◆ Instructions to follow ◆
Write out the records below word for word, please.

======== Available data

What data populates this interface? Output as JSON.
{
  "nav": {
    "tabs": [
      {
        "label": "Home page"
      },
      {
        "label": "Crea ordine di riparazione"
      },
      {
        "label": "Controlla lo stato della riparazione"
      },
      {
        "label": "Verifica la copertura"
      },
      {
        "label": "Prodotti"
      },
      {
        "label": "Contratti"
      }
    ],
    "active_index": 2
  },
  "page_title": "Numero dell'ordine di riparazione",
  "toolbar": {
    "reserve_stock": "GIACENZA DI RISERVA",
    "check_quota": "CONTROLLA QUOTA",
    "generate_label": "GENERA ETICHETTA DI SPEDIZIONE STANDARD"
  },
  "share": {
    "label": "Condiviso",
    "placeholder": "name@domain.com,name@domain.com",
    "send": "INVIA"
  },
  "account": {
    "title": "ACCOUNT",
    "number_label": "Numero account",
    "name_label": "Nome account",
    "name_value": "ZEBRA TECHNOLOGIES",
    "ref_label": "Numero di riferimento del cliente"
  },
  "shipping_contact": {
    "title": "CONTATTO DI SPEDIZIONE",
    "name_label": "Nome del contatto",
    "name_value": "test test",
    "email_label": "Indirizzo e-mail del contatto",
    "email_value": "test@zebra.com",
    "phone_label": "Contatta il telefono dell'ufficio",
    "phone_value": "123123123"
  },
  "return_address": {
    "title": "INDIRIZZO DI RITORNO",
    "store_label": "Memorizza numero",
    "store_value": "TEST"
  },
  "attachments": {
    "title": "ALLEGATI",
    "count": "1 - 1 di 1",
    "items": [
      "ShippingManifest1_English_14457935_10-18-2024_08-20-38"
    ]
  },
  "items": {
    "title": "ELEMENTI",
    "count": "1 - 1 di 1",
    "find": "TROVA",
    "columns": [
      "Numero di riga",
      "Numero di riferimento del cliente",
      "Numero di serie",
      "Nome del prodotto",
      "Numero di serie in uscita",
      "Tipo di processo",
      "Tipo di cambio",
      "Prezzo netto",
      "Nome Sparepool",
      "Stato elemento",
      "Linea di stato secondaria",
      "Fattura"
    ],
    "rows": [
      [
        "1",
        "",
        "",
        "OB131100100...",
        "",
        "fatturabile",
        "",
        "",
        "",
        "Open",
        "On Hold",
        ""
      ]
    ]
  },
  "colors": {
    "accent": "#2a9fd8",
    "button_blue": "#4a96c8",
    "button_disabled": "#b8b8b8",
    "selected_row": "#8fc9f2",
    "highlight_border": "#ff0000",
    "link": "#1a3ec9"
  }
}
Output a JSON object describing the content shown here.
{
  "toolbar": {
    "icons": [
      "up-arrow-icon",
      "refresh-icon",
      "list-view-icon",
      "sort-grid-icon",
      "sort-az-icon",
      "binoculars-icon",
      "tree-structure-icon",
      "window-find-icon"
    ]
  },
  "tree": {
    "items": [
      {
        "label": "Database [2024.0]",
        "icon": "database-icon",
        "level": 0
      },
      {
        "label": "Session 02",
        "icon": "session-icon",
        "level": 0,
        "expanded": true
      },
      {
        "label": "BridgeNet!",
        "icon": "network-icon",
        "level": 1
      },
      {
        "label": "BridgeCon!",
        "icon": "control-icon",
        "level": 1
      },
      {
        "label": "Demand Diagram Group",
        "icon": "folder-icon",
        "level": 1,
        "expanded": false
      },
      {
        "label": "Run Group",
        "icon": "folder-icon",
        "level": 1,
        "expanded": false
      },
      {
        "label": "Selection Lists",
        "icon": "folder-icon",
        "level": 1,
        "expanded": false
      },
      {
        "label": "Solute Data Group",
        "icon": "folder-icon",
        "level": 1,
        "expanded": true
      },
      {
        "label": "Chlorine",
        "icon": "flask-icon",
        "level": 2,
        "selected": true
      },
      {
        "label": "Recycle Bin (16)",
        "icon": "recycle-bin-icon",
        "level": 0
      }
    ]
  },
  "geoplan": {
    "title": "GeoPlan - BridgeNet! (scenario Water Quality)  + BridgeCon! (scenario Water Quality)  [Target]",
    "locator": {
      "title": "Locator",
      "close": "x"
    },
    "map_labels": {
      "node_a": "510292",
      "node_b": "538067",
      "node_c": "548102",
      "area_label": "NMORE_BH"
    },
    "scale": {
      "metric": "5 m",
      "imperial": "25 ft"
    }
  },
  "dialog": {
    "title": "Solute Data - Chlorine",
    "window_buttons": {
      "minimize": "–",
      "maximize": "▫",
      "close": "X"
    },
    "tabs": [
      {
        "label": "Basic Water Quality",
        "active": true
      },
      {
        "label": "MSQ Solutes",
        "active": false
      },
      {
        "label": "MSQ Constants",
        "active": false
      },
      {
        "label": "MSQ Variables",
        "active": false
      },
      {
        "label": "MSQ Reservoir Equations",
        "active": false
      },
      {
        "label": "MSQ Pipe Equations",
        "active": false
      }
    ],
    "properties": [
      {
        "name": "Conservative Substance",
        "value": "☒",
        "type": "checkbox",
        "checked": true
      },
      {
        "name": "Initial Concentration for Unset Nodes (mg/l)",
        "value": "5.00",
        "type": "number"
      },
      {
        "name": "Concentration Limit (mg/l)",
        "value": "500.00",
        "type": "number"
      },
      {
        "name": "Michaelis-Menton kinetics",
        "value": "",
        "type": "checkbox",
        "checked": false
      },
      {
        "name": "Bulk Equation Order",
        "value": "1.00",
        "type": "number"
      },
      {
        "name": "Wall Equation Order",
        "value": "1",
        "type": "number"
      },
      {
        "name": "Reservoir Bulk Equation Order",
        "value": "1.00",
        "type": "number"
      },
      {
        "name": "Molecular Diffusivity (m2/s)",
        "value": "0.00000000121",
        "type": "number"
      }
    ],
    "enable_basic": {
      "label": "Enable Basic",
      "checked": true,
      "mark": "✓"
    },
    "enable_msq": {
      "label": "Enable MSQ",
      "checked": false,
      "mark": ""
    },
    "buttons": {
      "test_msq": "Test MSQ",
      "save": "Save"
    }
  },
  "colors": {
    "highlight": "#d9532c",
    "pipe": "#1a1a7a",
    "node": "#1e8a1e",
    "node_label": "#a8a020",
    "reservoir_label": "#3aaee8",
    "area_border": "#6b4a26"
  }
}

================

◆ Exercise result ◆
What data populates this interface? Output as JSON.
{
  "nav": {
    "tabs": [
      {
        "label": "Home page"
      },
      {
        "label": "Crea ordine di riparazione"
      },
      {
        "label": "Controlla lo stato della riparazione"
      },
      {
        "label": "Verifica la copertura"
      },
      {
        "label": "Prodotti"
      },
      {
        "label": "Contratti"
      }
    ],
    "active_index": 2
  },
  "page_title": "Numero dell'ordine di riparazione",
  "toolbar": {
    "reserve_stock": "GIACENZA DI RISERVA",
    "check_quota": "CONTROLLA QUOTA",
    "generate_label": "GENERA ETICHETTA DI SPEDIZIONE STANDARD"
  },
  "share": {
    "label": "Condiviso",
    "placeholder": "name@domain.com,name@domain.com",
    "send": "INVIA"
  },
  "account": {
    "title": "ACCOUNT",
    "number_label": "Numero account",
    "name_label": "Nome account",
    "name_value": "ZEBRA TECHNOLOGIES",
    "ref_label": "Numero di riferimento del cliente"
  },
  "shipping_contact": {
    "title": "CONTATTO DI SPEDIZIONE",
    "name_label": "Nome del contatto",
    "name_value": "test test",
    "email_label": "Indirizzo e-mail del contatto",
    "email_value": "test@zebra.com",
    "phone_label": "Contatta il telefono dell'ufficio",
    "phone_value": "123123123"
  },
  "return_address": {
    "title": "INDIRIZZO DI RITORNO",
    "store_label": "Memorizza numero",
    "store_value": "TEST"
  },
  "attachments": {
    "title": "ALLEGATI",
    "count": "1 - 1 di 1",
    "items": [
      "ShippingManifest1_English_14457935_10-18-2024_08-20-38"
    ]
  },
  "items": {
    "title": "ELEMENTI",
    "count": "1 - 1 di 1",
    "find": "TROVA",
    "columns": [
      "Numero di riga",
      "Numero di riferimento del cliente",
      "Numero di serie",
      "Nome del prodotto",
      "Numero di serie in uscita",
      "Tipo di processo",
      "Tipo di cambio",
      "Prezzo netto",
      "Nome Sparepool",
      "Stato elemento",
      "Linea di stato secondaria",
      "Fattura"
    ],
    "rows": [
      [
        "1",
        "",
        "",
        "OB131100100...",
        "",
        "fatturabile",
        "",
        "",
        "",
        "Open",
        "On Hold",
        ""
      ]
    ]
  },
  "colors": {
    "accent": "#2a9fd8",
    "button_blue": "#4a96c8",
    "button_disabled": "#b8b8b8",
    "selected_row": "#8fc9f2",
    "highlight_border": "#ff0000",
    "link": "#1a3ec9"
  }
}
Output a JSON object describing the content shown here.
{
  "toolbar": {
    "icons": [
      "up-arrow-icon",
      "refresh-icon",
      "list-view-icon",
      "sort-grid-icon",
      "sort-az-icon",
      "binoculars-icon",
      "tree-structure-icon",
      "window-find-icon"
    ]
  },
  "tree": {
    "items": [
      {
        "label": "Database [2024.0]",
        "icon": "database-icon",
        "level": 0
      },
      {
        "label": "Session 02",
        "icon": "session-icon",
        "level": 0,
        "expanded": true
      },
      {
        "label": "BridgeNet!",
        "icon": "network-icon",
        "level": 1
      },
      {
        "label": "BridgeCon!",
        "icon": "control-icon",
        "level": 1
      },
      {
        "label": "Demand Diagram Group",
        "icon": "folder-icon",
        "level": 1,
        "expanded": false
      },
      {
        "label": "Run Group",
        "icon": "folder-icon",
        "level": 1,
        "expanded": false
      },
      {
        "label": "Selection Lists",
        "icon": "folder-icon",
        "level": 1,
        "expanded": false
      },
      {
        "label": "Solute Data Group",
        "icon": "folder-icon",
        "level": 1,
        "expanded": true
      },
      {
        "label": "Chlorine",
        "icon": "flask-icon",
        "level": 2,
        "selected": true
      },
      {
        "label": "Recycle Bin (16)",
        "icon": "recycle-bin-icon",
        "level": 0
      }
    ]
  },
  "geoplan": {
    "title": "GeoPlan - BridgeNet! (scenario Water Quality)  + BridgeCon! (scenario Water Quality)  [Target]",
    "locator": {
      "title": "Locator",
      "close": "x"
    },
    "map_labels": {
      "node_a": "510292",
      "node_b": "538067",
      "node_c": "548102",
      "area_label": "NMORE_BH"
    },
    "scale": {
      "metric": "5 m",
      "imperial": "25 ft"
    }
  },
  "dialog": {
    "title": "Solute Data - Chlorine",
    "window_buttons": {
      "minimize": "–",
      "maximize": "▫",
      "close": "X"
    },
    "tabs": [
      {
        "label": "Basic Water Quality",
        "active": true
      },
      {
        "label": "MSQ Solutes",
        "active": false
      },
      {
        "label": "MSQ Constants",
        "active": false
      },
      {
        "label": "MSQ Variables",
        "active": false
      },
      {
        "label": "MSQ Reservoir Equations",
        "active": false
      },
      {
        "label": "MSQ Pipe Equations",
        "active": false
      }
    ],
    "properties": [
      {
        "name": "Conservative Substance",
        "value": "☒",
        "type": "checkbox",
        "checked": true
      },
      {
        "name": "Initial Concentration for Unset Nodes (mg/l)",
        "value": "5.00",
        "type": "number"
      },
      {
        "name": "Concentration Limit (mg/l)",
        "value": "500.00",
        "type": "number"
      },
      {
        "name": "Michaelis-Menton kinetics",
        "value": "",
        "type": "checkbox",
        "checked": false
      },
      {
        "name": "Bulk Equation Order",
        "value": "1.00",
        "type": "number"
      },
      {
        "name": "Wall Equation Order",
        "value": "1",
        "type": "number"
      },
      {
        "name": "Reservoir Bulk Equation Order",
        "value": "1.00",
        "type": "number"
      },
      {
        "name": "Molecular Diffusivity (m2/s)",
        "value": "0.00000000121",
        "type": "number"
      }
    ],
    "enable_basic": {
      "label": "Enable Basic",
      "checked": true,
      "mark": "✓"
    },
    "enable_msq": {
      "label": "Enable MSQ",
      "checked": false,
      "mark": ""
    },
    "buttons": {
      "test_msq": "Test MSQ",
      "save": "Save"
    }
  },
  "colors": {
    "highlight": "#d9532c",
    "pipe": "#1a1a7a",
    "node": "#1e8a1e",
    "node_label": "#a8a020",
    "reservoir_label": "#3aaee8",
    "area_border": "#6b4a26"
  }
}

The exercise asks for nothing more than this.